### Given data
________

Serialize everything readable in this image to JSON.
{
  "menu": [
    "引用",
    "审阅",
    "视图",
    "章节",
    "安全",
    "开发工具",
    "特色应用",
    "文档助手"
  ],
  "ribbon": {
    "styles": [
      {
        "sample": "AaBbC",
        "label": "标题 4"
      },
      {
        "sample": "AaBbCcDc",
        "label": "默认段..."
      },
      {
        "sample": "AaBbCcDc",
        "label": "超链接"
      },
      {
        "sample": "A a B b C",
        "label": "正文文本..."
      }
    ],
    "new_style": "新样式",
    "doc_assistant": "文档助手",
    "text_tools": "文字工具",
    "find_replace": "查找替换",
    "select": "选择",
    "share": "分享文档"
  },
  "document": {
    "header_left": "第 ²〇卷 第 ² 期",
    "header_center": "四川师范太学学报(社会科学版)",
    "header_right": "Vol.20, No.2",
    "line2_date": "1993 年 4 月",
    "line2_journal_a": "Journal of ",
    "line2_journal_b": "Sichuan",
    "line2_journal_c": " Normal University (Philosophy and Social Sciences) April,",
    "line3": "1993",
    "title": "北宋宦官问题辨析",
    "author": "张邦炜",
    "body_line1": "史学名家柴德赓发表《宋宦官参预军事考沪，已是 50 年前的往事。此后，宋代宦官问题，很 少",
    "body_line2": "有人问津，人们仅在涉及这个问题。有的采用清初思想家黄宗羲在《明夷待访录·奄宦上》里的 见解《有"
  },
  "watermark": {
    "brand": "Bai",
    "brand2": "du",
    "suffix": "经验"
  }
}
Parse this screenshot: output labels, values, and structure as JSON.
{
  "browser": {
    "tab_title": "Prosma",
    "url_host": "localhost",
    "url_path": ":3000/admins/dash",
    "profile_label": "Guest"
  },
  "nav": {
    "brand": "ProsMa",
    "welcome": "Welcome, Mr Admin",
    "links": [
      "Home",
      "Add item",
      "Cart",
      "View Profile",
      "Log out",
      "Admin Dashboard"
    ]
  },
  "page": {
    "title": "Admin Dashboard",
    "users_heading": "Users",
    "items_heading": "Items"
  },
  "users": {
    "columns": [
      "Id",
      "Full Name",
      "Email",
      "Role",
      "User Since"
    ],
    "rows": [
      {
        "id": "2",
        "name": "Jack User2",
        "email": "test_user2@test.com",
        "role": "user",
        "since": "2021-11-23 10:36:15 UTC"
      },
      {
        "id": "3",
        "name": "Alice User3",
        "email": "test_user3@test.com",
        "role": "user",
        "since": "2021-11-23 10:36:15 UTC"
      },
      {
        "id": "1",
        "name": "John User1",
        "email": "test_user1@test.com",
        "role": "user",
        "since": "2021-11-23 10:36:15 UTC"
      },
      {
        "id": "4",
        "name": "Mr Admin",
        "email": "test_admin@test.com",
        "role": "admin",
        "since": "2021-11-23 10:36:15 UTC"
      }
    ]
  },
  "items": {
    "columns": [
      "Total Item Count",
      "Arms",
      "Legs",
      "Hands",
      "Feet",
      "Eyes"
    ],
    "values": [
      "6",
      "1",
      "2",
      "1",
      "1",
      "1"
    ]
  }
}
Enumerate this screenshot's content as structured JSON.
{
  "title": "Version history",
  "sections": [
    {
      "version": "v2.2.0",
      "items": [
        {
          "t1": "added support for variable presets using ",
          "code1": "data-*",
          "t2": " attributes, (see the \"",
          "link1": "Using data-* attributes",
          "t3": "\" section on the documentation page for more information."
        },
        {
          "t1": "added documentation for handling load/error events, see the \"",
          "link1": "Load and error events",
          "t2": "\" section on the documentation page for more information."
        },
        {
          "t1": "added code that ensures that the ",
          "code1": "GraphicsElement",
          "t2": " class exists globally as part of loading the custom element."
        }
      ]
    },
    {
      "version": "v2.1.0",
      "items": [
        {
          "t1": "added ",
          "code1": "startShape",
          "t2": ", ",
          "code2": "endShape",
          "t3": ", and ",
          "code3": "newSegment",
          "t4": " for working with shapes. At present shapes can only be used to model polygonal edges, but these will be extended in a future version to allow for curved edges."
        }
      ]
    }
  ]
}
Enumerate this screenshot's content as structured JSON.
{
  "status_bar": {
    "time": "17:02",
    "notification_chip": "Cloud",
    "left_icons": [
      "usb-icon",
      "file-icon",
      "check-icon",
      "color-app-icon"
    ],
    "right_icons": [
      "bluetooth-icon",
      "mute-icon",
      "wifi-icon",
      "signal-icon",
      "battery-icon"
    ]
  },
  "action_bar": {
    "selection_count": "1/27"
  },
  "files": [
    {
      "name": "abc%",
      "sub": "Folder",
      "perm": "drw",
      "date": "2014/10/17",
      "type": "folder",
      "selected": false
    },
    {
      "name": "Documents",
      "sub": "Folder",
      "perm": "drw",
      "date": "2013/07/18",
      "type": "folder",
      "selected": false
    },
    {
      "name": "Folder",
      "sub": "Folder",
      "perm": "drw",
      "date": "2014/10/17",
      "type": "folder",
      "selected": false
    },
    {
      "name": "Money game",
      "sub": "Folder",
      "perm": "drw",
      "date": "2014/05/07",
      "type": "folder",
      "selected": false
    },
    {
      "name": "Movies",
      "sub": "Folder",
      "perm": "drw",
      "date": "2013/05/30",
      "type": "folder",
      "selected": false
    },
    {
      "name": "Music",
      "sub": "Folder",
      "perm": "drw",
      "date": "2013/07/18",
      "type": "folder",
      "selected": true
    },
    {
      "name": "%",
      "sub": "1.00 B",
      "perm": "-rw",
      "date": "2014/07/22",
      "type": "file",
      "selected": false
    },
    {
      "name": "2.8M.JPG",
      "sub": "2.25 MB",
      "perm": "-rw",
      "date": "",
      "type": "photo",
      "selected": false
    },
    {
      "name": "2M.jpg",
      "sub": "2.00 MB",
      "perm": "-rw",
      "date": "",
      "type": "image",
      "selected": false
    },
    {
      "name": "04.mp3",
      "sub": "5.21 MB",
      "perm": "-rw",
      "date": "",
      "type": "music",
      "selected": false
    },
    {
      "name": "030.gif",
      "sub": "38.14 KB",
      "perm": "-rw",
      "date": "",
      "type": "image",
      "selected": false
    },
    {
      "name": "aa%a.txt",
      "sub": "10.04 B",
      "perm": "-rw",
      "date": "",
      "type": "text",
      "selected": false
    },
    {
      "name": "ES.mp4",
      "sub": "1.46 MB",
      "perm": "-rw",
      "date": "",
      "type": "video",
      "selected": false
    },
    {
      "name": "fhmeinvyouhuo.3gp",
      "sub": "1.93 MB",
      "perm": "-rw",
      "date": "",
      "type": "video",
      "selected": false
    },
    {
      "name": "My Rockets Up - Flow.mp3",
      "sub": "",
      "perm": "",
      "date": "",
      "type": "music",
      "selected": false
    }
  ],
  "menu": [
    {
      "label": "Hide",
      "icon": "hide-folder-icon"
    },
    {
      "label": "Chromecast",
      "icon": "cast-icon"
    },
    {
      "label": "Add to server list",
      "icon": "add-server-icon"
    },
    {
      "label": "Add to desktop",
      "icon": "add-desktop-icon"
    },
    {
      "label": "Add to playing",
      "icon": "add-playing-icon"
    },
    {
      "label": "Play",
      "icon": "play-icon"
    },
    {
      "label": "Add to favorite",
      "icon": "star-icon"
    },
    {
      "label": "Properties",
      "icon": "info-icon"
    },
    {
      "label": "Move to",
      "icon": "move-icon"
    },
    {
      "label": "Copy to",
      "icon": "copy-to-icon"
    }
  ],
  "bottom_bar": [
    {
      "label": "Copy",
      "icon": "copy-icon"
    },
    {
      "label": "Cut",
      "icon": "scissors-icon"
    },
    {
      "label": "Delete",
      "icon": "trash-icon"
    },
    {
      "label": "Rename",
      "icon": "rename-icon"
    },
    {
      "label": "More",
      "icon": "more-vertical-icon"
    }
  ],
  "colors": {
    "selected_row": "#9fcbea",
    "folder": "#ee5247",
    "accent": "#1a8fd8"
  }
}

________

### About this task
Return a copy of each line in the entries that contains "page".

### Exercise response
  "page": {
          "t3": "\" section on the documentation page for more information."
          "t2": "\" section on the documentation page for more information."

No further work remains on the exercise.